This has been a very tough week, both for investors and Powerball enthusiasts. In fact, it was the worst opening week in market history. Stocks plummeted approximately 6%, and the estimated Powerball jackpot ballooned to a whopping $1.3 billion.
My wife, Marea, has even caught the bug and told me that she was going out to purchase 10 tickets. I laughed and said, “All you’re doing is increasing our odds of winning from 1 in 292 million to 10 in 292 million. Statistically, we have a better chance of experiencing one of the following events than winning the Powerball jackpot:
Become an American billionaire
Be killed by an asteroid
Be struck by lightning while drowning
Become President of the United States.”
Marea thought about it for a moment, then looked me straight in the eye. “Okay. But, I figure I still have a better chance of winning Powerball than depending on you to not lose money in the stock market,” she said sarcastically.
I was stunned by the insensitivity of that off-the-cuff remark, especially considering that her portfolio only generated a negative return of 0.37% in 2015—though that’s not bad, considering last year’s overall market performance.
|Long gov. bonds||1.11%|
|Short gov. bonds||0.16%|
|High yield bonds||4.03%|
Then she said, “How did I do last week, Mr. Money Manager? Or, should I say, how much did I lose?”
“Hey, you only lost 2.2%!” I replied indignantly.
“Only 2.2%? You lost more in a week than you did all of last year,” she responded.
“People lost over a trillion dollars this past week, and you only lost 2%!” I shot back. “Let me tell you something: that isn’t bad for a growth portfolio.”
She studied me for a moment, as if I had just said something absurd, laughed and headed for the door—probably ready to buy 20 tickets, now that her husband had proven to be such a financial failure. I have to give her credit for one thing: she’s certainly justified in her concern about the markets. To put last week’s plunge into some perspective, equities have historically gained an average of 8 to 10% annually. In order to achieve an 8% return for 2016 after losing 6% last week, stocks will need to generate a 14% return by the end of next December. Given the current environment, an 8% return seems like a real long shot.
Okay, so what cataclysmic events caused the drop? China, the Chinese Yuan, North Korea, the Iran/Saudi conflict, ISIS, oil prices, a possible Fed interest rate hike, the New England Patriots not securing the top playoff seed in the AFC, plus an overall slowdown of the global economy all funneled together to help kick off (no pun intended) a very unhappy start to the new year. Despite current market woes, it’s still important to search for positives. The U.S. economy continues to forge ahead, and new jobs are consistently being added to the marketplace.

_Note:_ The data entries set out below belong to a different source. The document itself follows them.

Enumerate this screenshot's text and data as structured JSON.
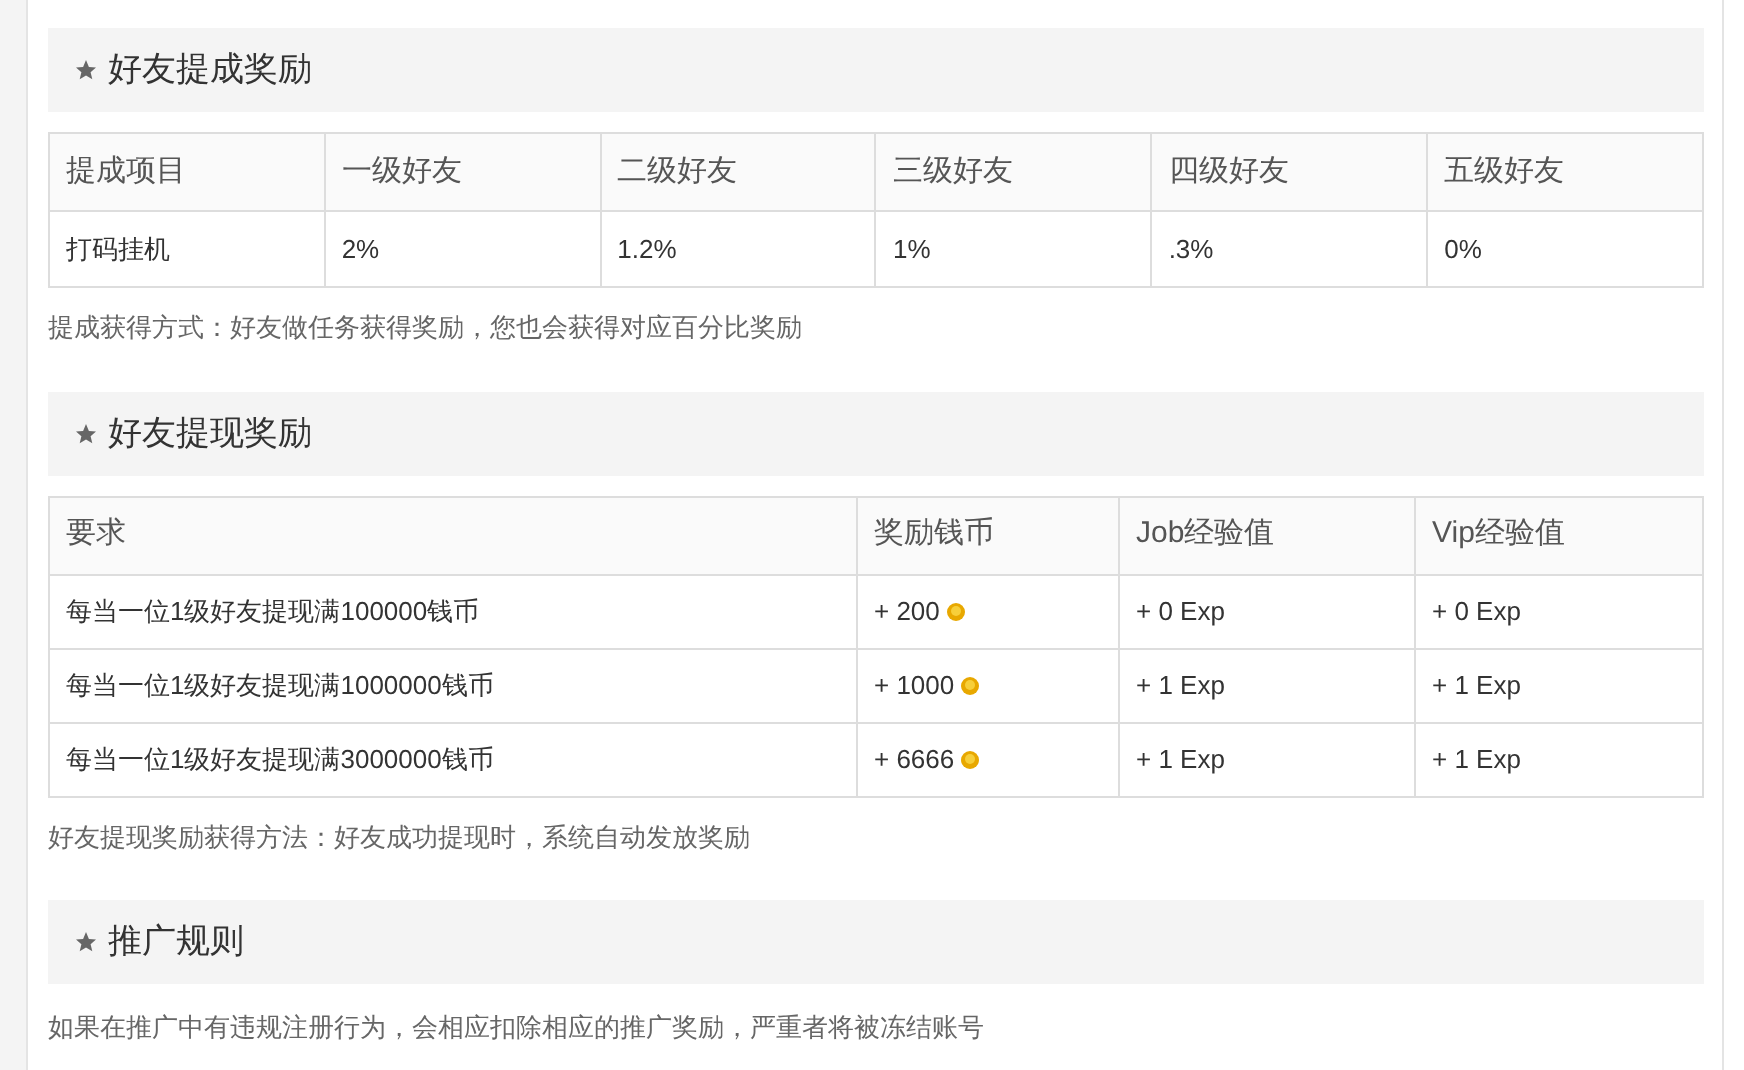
{
  "sections": [
    {
      "title": "好友提成奖励",
      "table": {
        "columns": [
          "提成项目",
          "一级好友",
          "二级好友",
          "三级好友",
          "四级好友",
          "五级好友"
        ],
        "rows": [
          [
            {
              "text": "打码挂机"
            },
            {
              "text": "2%"
            },
            {
              "text": "1.2%"
            },
            {
              "text": "1%"
            },
            {
              "text": ".3%"
            },
            {
              "text": "0%"
            }
          ]
        ]
      },
      "note": "提成获得方式：好友做任务获得奖励，您也会获得对应百分比奖励"
    },
    {
      "title": "好友提现奖励",
      "table": {
        "columns": [
          "要求",
          "奖励钱币",
          "Job经验值",
          "Vip经验值"
        ],
        "rows": [
          [
            {
              "text": "每当一位1级好友提现满100000钱币"
            },
            {
              "text": "+ 200",
              "coin": true
            },
            {
              "text": "+ 0 Exp"
            },
            {
              "text": "+ 0 Exp"
            }
          ],
          [
            {
              "text": "每当一位1级好友提现满1000000钱币"
            },
            {
              "text": "+ 1000",
              "coin": true
            },
            {
              "text": "+ 1 Exp"
            },
            {
              "text": "+ 1 Exp"
            }
          ],
          [
            {
              "text": "每当一位1级好友提现满3000000钱币"
            },
            {
              "text": "+ 6666",
              "coin": true
            },
            {
              "text": "+ 1 Exp"
            },
            {
              "text": "+ 1 Exp"
            }
          ]
        ]
      },
      "note": "好友提现奖励获得方法：好友成功提现时，系统自动发放奖励"
    },
    {
      "title": "推广规则",
      "note": "如果在推广中有违规注册行为，会相应扣除相应的推广奖励，严重者将被冻结账号"
    }
  ]
}
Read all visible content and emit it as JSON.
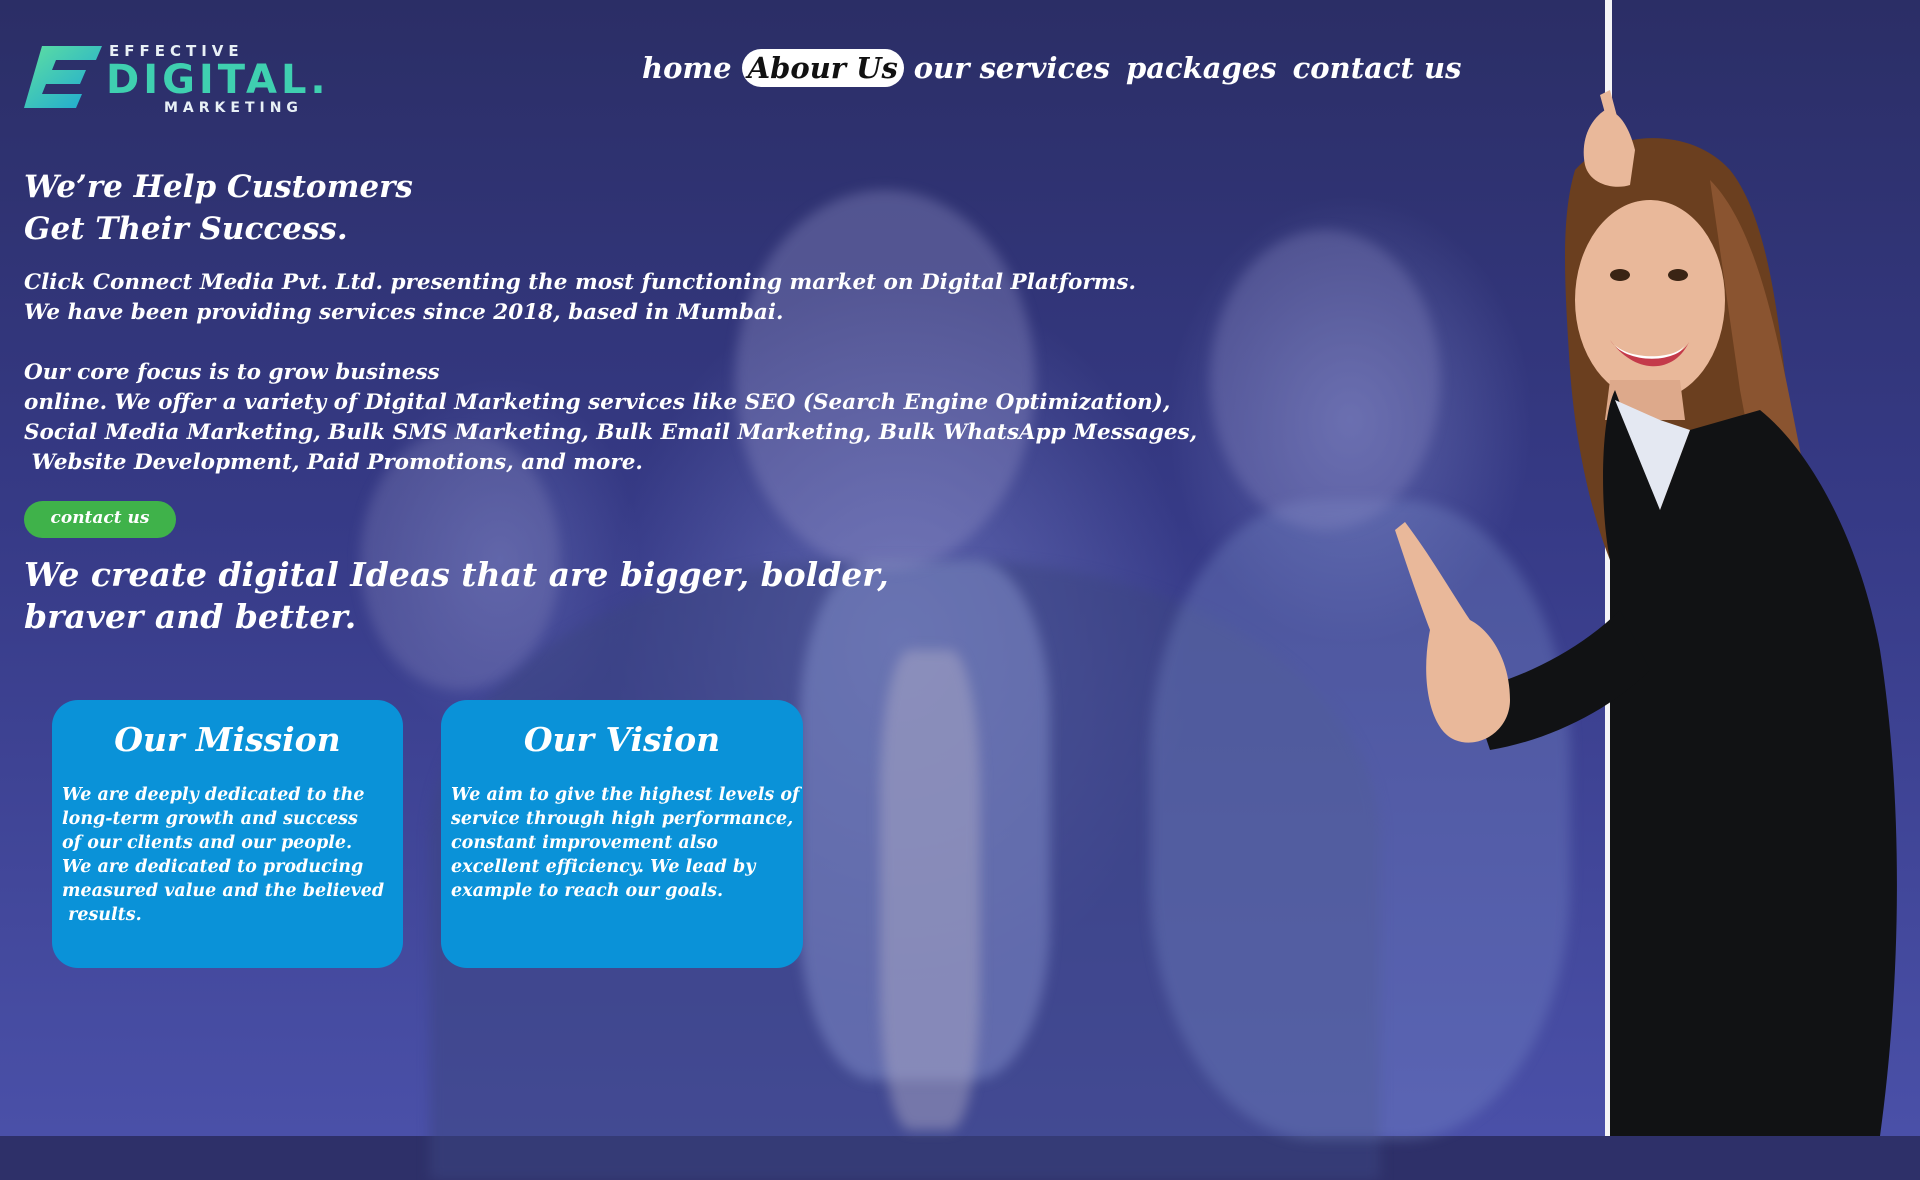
{
  "logo": {
    "top": "EFFECTIVE",
    "mid": "DIGITAL.",
    "bottom": "MARKETING"
  },
  "nav": {
    "items": [
      "home",
      "Abour Us",
      "our services",
      "packages",
      "contact us"
    ],
    "active_index": 1
  },
  "hero": {
    "headline_line1": "We’re Help Customers",
    "headline_line2": "Get Their Success.",
    "intro": "Click Connect Media Pvt. Ltd. presenting the most functioning market on Digital Platforms.\nWe have been providing services since 2018, based in Mumbai.\n\nOur core focus is to grow business\nonline. We offer a variety of Digital Marketing services like SEO (Search Engine Optimization),\nSocial Media Marketing, Bulk SMS Marketing, Bulk Email Marketing, Bulk WhatsApp Messages,\n Website Development, Paid Promotions, and more.",
    "cta_label": "contact us",
    "tagline_line1": "We create digital Ideas that are bigger, bolder,",
    "tagline_line2": "braver and better."
  },
  "cards": {
    "mission": {
      "title": "Our Mission",
      "text": "We are deeply dedicated to the\nlong-term growth and success\nof our clients and our people.\nWe are dedicated to producing\nmeasured value and the believed\n results."
    },
    "vision": {
      "title": "Our Vision",
      "text": "We aim to give the highest levels of\nservice through high performance,\nconstant improvement also\nexcellent efficiency. We lead by\nexample to reach our goals."
    }
  },
  "colors": {
    "background": "#2e3069",
    "card": "#0a92d8",
    "cta": "#3fb24a",
    "logo_accent": "#3fd0b0"
  }
}
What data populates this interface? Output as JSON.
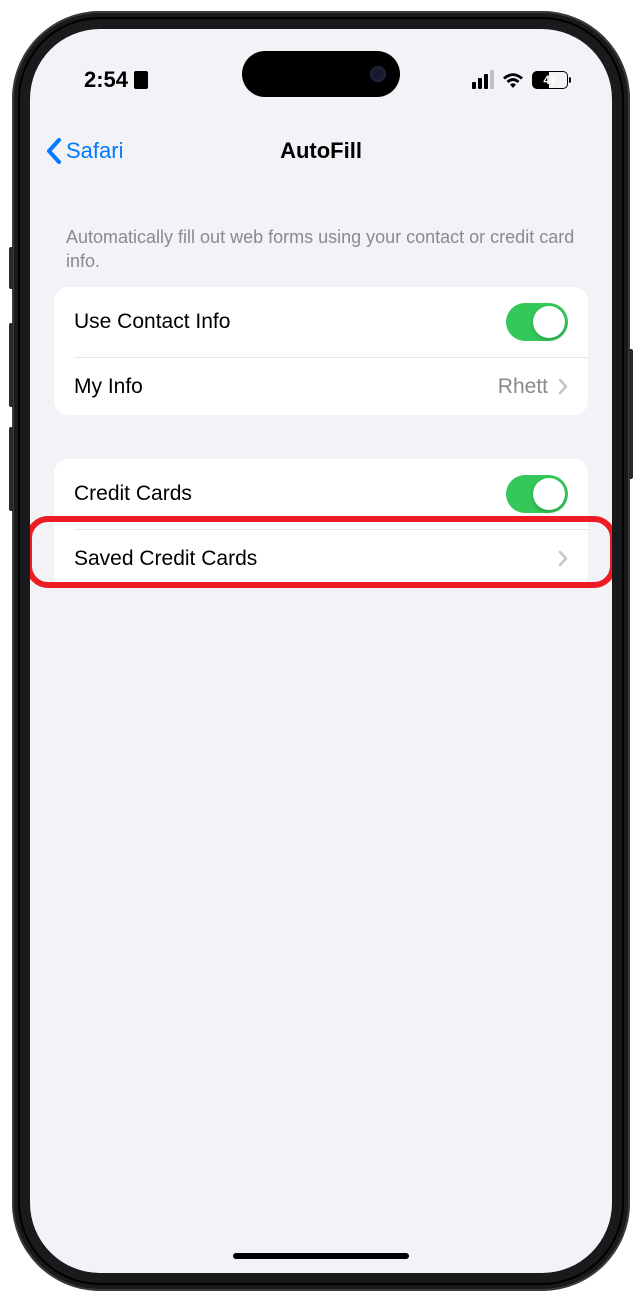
{
  "status": {
    "time": "2:54",
    "battery_pct": "47"
  },
  "nav": {
    "back_label": "Safari",
    "title": "AutoFill"
  },
  "description": "Automatically fill out web forms using your contact or credit card info.",
  "group1": {
    "contact_label": "Use Contact Info",
    "myinfo_label": "My Info",
    "myinfo_value": "Rhett"
  },
  "group2": {
    "cc_label": "Credit Cards",
    "saved_label": "Saved Credit Cards"
  }
}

So, will the U.S. market generate positive returns by the end of the year?
Time will tell, but in the meantime, here are some suggestions that may help you navigate through what may be an unstable investment period. If your time horizon is 10 years or more, I would ignore current events and save, save, save! Take advantage of pullbacks by contributing as much as possible to your 401k, HSA, and other investment options, such as annuities and life products.
Based on HealthView’s latest data, someone retiring in 10 years will need a total of $224,471 in today’s dollars ($444,815 in real dollars), just to cover health care, which represents around 33% of all retirement expenditures. Therefore, considering that many of us may live 25 years or more in retirement, I strongly suggest putting away as much as possible today so that you can enjoy a more financially stable future. For those expecting to retire in a couple of years, be prudent. Do I suggest moving into cash? No, but I do advocate hedging your bets, which means conservatively diversifying into stocks, bonds, and cash equivalents based on your personal risk-tolerance level. Also, don’t ignore life products or annuities with guarantees. With increased market volatility, asset allocation and diversified product mix becomes extremely important. Remember, annuities with guarantees did not expose investors to losses in 2015. Also, in case you were wondering, health care will cost you $189,223 in today’s dollars ($295,718 in real dollars), assuming that you are fully insured.
In times like these, I strongly recommend working with a financial professional. And maybe it wouldn’t hurt to follow Marea’s lead and buy a Powerball ticket or two.
One more thing: My little investment portfolio only lost 0.22% compared to Marea’s 0.37% loss. Can you imagine her reaction?